when I fly a kite

"When I fly a kite, I feel like a kite."  So said little Finn, when he was begging to go outside on a windy windy day and fly his kite. We've had many such windy windy days lately, and he's right about feeling like a kite. I got to hold his for a while when he wanted to slide, and holding this swooping, darting piece of paper, the line taut with all the power of the wind, I felt powerful and strong, as if I was the one dancing high above the ground.  It made me think of Mary Oliver's line about floating a little above this difficult world (from The Ponds, and it's worth reading the whole thing) and I thought about how I want that for Finn, and for Willa. I want them mostly to not be afraid of the muck and mud, to get into the nitty gritty of reality and disappointment and hard things, but also to have ways to soar above it, dazzled by beauty and love and grace. How well this season of Lent embodies this, sliding, as we do, from mud season into spring, from desolation to resurrection.
We've learned that the only way to have any sort of an outdoors life here is to wholeheartedly embrace mud. So we've assembled wardrobes for it, bearing in mind that old saying "there's no bad weather, only bad clothing," and we get out in it as often as we can, stomping, playing, running, sliding, falling down, and occasionally, even soaring.  
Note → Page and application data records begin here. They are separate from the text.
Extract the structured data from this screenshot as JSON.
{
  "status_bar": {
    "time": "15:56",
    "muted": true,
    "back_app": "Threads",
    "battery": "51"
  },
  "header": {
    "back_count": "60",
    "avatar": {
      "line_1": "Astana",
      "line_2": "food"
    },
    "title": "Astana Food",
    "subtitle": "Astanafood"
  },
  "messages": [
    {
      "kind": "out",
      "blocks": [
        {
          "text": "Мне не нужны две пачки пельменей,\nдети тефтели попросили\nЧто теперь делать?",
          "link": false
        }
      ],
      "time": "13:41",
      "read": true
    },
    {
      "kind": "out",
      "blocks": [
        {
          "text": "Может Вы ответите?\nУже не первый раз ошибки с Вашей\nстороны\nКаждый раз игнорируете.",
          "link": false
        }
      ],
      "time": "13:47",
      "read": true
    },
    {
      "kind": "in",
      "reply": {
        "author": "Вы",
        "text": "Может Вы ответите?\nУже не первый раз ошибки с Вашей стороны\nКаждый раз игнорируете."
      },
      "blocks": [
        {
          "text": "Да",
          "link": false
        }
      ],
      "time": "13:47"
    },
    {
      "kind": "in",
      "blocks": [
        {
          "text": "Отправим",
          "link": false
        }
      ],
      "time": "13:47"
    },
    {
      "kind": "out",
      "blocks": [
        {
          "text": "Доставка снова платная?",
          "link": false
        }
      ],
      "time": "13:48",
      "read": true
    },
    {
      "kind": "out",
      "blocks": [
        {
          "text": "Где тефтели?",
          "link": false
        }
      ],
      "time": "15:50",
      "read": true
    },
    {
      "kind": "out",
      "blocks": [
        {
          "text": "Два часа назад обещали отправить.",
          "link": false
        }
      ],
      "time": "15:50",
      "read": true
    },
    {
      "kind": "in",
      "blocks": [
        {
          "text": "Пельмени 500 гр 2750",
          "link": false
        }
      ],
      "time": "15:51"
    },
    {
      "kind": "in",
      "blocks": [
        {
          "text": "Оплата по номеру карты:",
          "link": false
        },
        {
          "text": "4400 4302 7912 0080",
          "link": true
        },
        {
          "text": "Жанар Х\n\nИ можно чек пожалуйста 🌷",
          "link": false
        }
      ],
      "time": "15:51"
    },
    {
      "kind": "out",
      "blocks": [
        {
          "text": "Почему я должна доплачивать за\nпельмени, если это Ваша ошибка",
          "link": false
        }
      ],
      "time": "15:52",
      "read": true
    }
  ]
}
HK Alphabet :: V

V :: Victoria Park
(photo by mikeleeorg)

August 3, 2008: Matt and I, our five month old baby, and 5 large suitcases got off a 14-hr flight and rode a shuttle to L'Hotel (pronounced locally "el-hotel"), where the school put us up for a week while we found housing. Right in the heart of Tin Hau, a neighborhood we came to love and later live in, on the edge of Causeway Bay, a bustling shopping and nightlife district, and across the street from Victoria Park, a sprawling oasis, this hotel was perfectly situated to aquaint us with our new home. But we didn't know that then. It felt sort of dirty to us, and commercial--not at all residential or peaceful. (What, you might well ask, did we expect in Hong Kong? Good question.)
And the park. As much as we enjoyed watching people play basketball and tennis all day and night from 20 stories up, the park's strangeness struck us most forcibly. So much concrete! So much landscaping! So little grass! We walked across the park in search of dinner that first night, both of us quiet, neither one wanting to admit that we couldn't imagine what we had been thinking, how we had made this colossal mistake. Until we did admit it, and found relief and laughter in the common question.
And then, slowly, things began to change. The park became familiar, and eventually a refuge. The playgrounds there are where Finn learned to climb, to swing, to run and to ride his bike. We made friends there, became part of a crew of kids and helpers who came at the same time.
We discovered the lone patch of grass in Hong Kong and took Finn there for soccer and frisbee, and we found rogue bits of dirt for Finn to play in, notwithstanding the disapproving looks and even reprimands from the old Chinese ladies. I ran around the jogging track in the evenings, and I admired the old people doing their tai chi. We found the motor boat pool, we saw Venus Williams warming up before a tournament, we went to flower markets and moon festivals and June fourth celebrations there. And we learned to love Sunday afternoons.

Sundays, you see, are when domestic helpers get a day off. But without a place of their own to gather in, they descend in large numbers on Hong Kong's parks, gathering with friends, sharing meals, passing the time. Victoria Park was a destination primarily for the Indonesian helper community, and the grounds--concrete walking paths, playground, soccer courts, grassy field--were literally covered with plastic tarps and women. Women lounging, sleeping, playing cards, playing guitar, singing, chatting, fighting, sharing their food, reading. Groups of Muslim women would kneel and chant, Christian women would sing and preach. Rebel-types would practice hip hop dance moves (which Finn loved and tried to imitate, much to our embarrassment and their amusement.) Most of the women were physically affectionate with each other, as is normal in their culture, but there were some with stereotypically "butch" haricuts, masculine clothes and foul mouths that seemed to particularly luxuriate in Sunday's freedoms. Some young women carried around large, beautiful dolls, that they dressed and groomed much as I did as a child.

I'm writing this now from Ohio, and we have a few nice little parks we visit, all with playgrounds, and some with walking paths, lakes, or basketball hoops. None of them, however, come close to having the sort of life and vitality of Victoria Park, a vitality unique to urban parks, I suppose. It was a vitality that often saved me as a new mom in a new city, offering contact with people, no matter how anonymous, when that is what I most needed.